Black gnats swarmed at the base of an old, gnarled piñon tree. Many of its dark green needles had been drained of their color and pliancy and were pocked by tens of microscopic bugs. Brittle and tan, the needles broke easily between Mark Pennington’s fingers.
Pennington said he noticed the first signs of the piñon needle scale infestation last week and since has been spraying the old tree at the Agua Fria Nursery with water and a horticultural oil called dormant, trying to kill off the new generation of the scale before it can reproduce.
The piñon — the official state tree, known for its nuts and its distinctive aroma as firewood — is under attack again in Santa Fe because of New Mexico’s warming and drying climate, which can leave the tree vulnerable to bug infestation. It isn’t yet known how severe the problem may become.
“It’s definitely getting worse with a lack of winter cold and a lack of winter moisture,” said Pennington, whose family has owned the nursery on Agua Fría Street since 1975.
“If the weather continues to be warmer and drier, everything we are used to seeing here is going to change,” he said.
State scientists and local botanists say a number of signs indicate piñons in Northern New Mexico and other areas of the state are under increasing strain this year.
“Pine needle scale is all over Santa Fe,” said Scott Canning, director of horticulture for the Santa Fe Botanical Garden. “Last year, it was widespread; this year it is even more widespread,” he said.
Canning said pine needle scale goes after trees that are stressed from inadequate water or drastic fluctuations in temperature. “Our climate is warmer and drier than it was; certainly that is not up for debate,” he said.
The last incident of dramatic piñon die-off happened in 2013, when ips beetles attacked the trees during an extended period of drought, killing off millions of trees and leaving the brittle remains to become a widespread fire hazard. In 2002, the bark beetle preyed on drought-weakened piñons, decimating larger numbers of trees in Northern New Mexico and leaving wide gaps in tree cover along the foothills.
Canning said the best way to prevent scale from developing is to water piñons monthly during drought; if an infestation is in progress, he agreed that Pennington’s method — to routinely spray a tree with water or smother it with dormant oil — is the best way to kill off the bugs.
“The scale has been here; it is a not a newly introduced pest,” Canning said. “But right now, the conditions seem to be right for it spreading widely across Santa Fe.”

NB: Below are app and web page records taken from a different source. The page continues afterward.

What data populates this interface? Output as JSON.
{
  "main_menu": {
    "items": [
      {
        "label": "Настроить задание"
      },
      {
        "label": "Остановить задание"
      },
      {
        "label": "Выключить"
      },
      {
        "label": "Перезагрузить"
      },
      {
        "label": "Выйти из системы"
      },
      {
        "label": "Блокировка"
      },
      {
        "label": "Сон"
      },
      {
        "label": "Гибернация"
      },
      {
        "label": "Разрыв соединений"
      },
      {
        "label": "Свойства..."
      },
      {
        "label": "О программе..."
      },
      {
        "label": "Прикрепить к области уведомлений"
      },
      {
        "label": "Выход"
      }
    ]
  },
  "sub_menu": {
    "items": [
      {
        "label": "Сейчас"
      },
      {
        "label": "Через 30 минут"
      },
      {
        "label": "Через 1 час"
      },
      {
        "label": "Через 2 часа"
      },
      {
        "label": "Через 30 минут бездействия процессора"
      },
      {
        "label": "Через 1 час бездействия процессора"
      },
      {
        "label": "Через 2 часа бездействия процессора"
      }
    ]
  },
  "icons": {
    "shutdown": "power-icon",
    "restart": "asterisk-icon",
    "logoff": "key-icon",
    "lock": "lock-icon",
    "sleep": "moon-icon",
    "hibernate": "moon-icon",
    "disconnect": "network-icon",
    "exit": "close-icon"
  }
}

The first three months of 2017 are on track to be the third-warmest start of any year on record for Santa Fe and Albuquerque, according to meteorologist Randall Hergert with the National Weather Service in Albuquerque. He said forecasts for the coming months point to higher-than-average temperatures and drier conditions, which can lead to evaporation of snowpack, diminishing the amount of runoff and impacting vegetation.
“New Mexico is not in any abnormally dry c0ondition [now], but that is likely to change,” he said.
Driving through the foothills of Santa Fe, the piñons are highlighted in a flaxen hue, as if they’ve been tanned by the sun in uneven clumps. Up close, many are dotted with the black scale females eating away at the sap in the pine needles; the males are winged. When they mate, they coat the piñon bark in white film, like dryer lint. But that won’t be visible until later this spring.
The yellowing of the needles is the result of die-off created by infestation last year, which also saw a low-moisture spring season. It is also indicative of a pattern, said Carol Sutherland, an entomologist at New Mexico State University.
“It looks like you could just scratch [the scale] off with your fingernail, but there are millions and millions and millions on your tree,” she said. “If it doesn’t look good this year, it’s not going to look good next year.”
Cold years can snuff out piñon needle scale and other insidious bugs, but in warmer years, they are more likely to thrive, she said.
Natalie Goldberg, head of the Extension Plant Sciences Department at NMSU, said piñons should be green right now with full, bushy branches of needles.
“We have fooled ourselves, to some degree, with thinking native plants can’t be stressed in a native environment,” she said. “But when that environment changes from what is considered normal, those plants can be stressed.”
While the trees can survive on between 6 and 8 inches of water, parts of the state have consistently received less than 3 inches annually.
She says a tree can recover from a single year of premature needle drop (when the piñon needles fall in the spring instead of the fall) but year after year, the trees lose their ability to grow new needles and become more susceptible to disease and insect infestation.
A study published in 2015 and conducted in part by scientists at Los Alamos National Laboratory found that an increasingly warm and dry climate in the Southwest, consistent with global warming, would lead to widespread piñon and juniper tree death in New Mexico by 2050 and could entirely wipe out the population by 2100.
“We have had long periods of drought that have taken its toll over time,” Goldberg said. “Whether or not that is part of a larger change in the ecosystem, I am not really qualified to say.”